#### Directions for this task
For this exercise, return all the data exactly as it stands.

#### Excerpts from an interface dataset

☆ ☆ ☆ ☆

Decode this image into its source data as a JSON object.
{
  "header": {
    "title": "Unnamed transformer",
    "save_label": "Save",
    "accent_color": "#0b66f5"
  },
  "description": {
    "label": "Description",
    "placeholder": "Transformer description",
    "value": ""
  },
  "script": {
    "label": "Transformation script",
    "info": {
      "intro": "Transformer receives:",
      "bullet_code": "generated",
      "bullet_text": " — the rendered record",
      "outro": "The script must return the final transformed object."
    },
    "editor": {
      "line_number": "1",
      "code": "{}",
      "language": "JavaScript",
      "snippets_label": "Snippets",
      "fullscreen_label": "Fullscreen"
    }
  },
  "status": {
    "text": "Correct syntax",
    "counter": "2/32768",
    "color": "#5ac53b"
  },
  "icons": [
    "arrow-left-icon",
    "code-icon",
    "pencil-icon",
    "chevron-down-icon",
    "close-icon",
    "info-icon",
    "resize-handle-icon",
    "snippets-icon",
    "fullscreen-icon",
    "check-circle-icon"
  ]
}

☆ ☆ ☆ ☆

#### Output for this exercise
Decode this image into its source data as a JSON object.
{
  "header": {
    "title": "Unnamed transformer",
    "save_label": "Save",
    "accent_color": "#0b66f5"
  },
  "description": {
    "label": "Description",
    "placeholder": "Transformer description",
    "value": ""
  },
  "script": {
    "label": "Transformation script",
    "info": {
      "intro": "Transformer receives:",
      "bullet_code": "generated",
      "bullet_text": " — the rendered record",
      "outro": "The script must return the final transformed object."
    },
    "editor": {
      "line_number": "1",
      "code": "{}",
      "language": "JavaScript",
      "snippets_label": "Snippets",
      "fullscreen_label": "Fullscreen"
    }
  },
  "status": {
    "text": "Correct syntax",
    "counter": "2/32768",
    "color": "#5ac53b"
  },
  "icons": [
    "arrow-left-icon",
    "code-icon",
    "pencil-icon",
    "chevron-down-icon",
    "close-icon",
    "info-icon",
    "resize-handle-icon",
    "snippets-icon",
    "fullscreen-icon",
    "check-circle-icon"
  ]
}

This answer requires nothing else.